That’s a lot of numbers. Sorry about that. I hope you’re still reading. If you are, your next question is probably “Great; how do you get there?” Well, the weight loss stuff is beyond the scope of this article, but the power stuff isn’t. My first iron-distance race isn’t until August, and it’s my A priority race for the year, so I’ve got some time. Sure, I’d love to race at my goal power at my half-iron races throughout the spring and early summer, but that’s unrealistic. If I can be hitting increasing power numbers (while losing weight) between now and August, I know I’m on the right track. I do some bike racing on the side, and there are time trials at stage races in February, April, June, and July that I’ll use to measure my improvement. “OK,” you’re now saying “That’s the big picture stuff—what are you actually doing to move the power?” There’s a lot of different ways you can get there, and many different coaches have had success with different methods. Here’s a short and dumb answer, though: you have to be doing some very intense work above threshold to raise your threshold. Don’t get me wrong: work below threshold is crucial to your overall racing success—you cannot train on high-intensity alone (even sensible time-crunched training plans call for a pull back from high intensity every eight weeks, switching to an aerobic focus for a period of four weeks), but the only thing that can push your threshold up is training above that threshold. HJ’s been doing a very difficult workout, recently, where she spends short amounts of time well above threshold, followed by even shorter bouts of recovery. The end result is a middle-distance interval (between 6-10 minutes) with a lot of high intensity work. This kind of effort pushes your threshold power up over time. I spend two days a week at a local cycling studio in Portland (C-Velo Cycling, check them out, tell Rick that Chris sent you), where recently we’ve been doing classic VO2 max intervals. “Wait, what’s VO2 max?” you’re saying right now. Don’t worry about the physiology of it. Basically, it means 105-120% of FTP. A classic VO2 max workout is deceptively simple: warm-up well, and then perform 6x3’ intervals at 115-120% of FTP, followed by 3’ of recovery after each one. If you can complete all six without falling below 105-110% of FTP, you’re doing really well.

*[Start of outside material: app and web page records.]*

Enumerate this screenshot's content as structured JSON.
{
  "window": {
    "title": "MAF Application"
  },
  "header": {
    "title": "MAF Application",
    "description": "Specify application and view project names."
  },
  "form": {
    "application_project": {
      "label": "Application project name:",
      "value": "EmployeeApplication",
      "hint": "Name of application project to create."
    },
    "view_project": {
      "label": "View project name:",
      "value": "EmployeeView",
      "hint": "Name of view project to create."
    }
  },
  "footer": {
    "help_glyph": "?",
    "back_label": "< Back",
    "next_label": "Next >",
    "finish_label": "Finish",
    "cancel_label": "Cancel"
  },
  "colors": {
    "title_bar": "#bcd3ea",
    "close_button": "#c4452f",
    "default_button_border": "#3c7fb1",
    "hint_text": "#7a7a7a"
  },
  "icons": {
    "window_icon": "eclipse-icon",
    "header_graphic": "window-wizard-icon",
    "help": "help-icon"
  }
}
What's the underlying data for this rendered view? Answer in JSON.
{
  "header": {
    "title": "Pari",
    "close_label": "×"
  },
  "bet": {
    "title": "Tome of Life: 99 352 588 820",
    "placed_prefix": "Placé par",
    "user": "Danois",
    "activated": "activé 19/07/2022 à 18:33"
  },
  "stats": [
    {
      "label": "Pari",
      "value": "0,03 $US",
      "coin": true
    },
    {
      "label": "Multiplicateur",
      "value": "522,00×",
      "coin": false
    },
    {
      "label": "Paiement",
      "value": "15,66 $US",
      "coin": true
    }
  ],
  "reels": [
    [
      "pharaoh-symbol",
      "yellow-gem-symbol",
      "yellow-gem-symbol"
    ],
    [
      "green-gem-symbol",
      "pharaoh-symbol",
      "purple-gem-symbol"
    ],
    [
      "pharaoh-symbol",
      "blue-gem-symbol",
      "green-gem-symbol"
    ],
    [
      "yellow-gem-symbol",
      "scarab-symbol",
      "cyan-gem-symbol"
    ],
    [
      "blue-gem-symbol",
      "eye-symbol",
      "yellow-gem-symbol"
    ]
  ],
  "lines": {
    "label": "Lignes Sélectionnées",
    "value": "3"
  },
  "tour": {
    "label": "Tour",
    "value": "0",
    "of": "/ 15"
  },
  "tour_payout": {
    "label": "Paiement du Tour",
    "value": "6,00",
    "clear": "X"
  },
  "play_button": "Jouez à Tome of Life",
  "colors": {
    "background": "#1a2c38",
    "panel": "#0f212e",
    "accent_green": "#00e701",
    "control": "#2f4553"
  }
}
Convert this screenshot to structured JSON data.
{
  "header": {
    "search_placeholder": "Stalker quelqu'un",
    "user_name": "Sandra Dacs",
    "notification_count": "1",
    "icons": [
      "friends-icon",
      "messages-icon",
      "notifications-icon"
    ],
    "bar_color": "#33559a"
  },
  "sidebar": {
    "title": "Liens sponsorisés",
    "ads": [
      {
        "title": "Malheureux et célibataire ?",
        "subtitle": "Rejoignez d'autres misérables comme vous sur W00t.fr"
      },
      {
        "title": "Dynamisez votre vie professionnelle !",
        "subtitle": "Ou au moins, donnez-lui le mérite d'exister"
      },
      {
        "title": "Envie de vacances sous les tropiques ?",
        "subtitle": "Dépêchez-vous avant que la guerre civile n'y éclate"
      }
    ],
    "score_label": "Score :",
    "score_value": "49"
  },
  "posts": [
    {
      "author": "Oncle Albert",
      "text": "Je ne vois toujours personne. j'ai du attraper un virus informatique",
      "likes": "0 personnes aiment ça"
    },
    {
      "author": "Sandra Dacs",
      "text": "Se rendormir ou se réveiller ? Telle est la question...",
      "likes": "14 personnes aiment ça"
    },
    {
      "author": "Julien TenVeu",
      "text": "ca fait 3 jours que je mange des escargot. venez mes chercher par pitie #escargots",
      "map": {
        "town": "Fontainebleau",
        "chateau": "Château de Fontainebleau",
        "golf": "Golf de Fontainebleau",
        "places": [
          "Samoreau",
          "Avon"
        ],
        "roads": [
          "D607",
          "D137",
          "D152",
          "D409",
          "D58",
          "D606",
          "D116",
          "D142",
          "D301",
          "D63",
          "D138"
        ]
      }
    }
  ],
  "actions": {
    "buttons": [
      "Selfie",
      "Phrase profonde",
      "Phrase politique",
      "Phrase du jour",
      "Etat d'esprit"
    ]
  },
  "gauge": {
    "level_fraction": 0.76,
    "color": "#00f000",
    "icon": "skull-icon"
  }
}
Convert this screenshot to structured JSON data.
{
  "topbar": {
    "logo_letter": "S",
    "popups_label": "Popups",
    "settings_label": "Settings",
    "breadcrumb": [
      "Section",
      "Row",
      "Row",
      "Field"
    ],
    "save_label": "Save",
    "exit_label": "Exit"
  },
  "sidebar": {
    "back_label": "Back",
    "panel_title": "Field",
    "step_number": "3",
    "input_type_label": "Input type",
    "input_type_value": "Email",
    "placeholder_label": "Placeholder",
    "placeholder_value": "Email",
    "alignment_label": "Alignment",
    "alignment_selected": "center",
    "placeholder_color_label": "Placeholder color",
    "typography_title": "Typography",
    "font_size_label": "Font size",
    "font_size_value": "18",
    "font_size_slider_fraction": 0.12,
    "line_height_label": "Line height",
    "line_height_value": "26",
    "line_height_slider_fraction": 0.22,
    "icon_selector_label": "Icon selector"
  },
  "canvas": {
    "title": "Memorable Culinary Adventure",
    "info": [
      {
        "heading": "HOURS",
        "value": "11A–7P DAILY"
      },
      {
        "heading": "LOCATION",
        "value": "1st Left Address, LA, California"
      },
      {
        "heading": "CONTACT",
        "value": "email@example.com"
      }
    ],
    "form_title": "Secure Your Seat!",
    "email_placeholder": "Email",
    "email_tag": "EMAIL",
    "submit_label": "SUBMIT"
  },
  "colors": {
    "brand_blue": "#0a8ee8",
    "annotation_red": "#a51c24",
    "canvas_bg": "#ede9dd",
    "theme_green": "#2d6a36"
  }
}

OK, I think that’s enough math for today. If you have questions, you can always ping me at firstname.lastname@example.org. Enjoy those VO2 max intervals—imagine them as taking your medicine.
If you're in the market for a power meter, I'd check out Pioneer Power
Thanks for reading - Bagg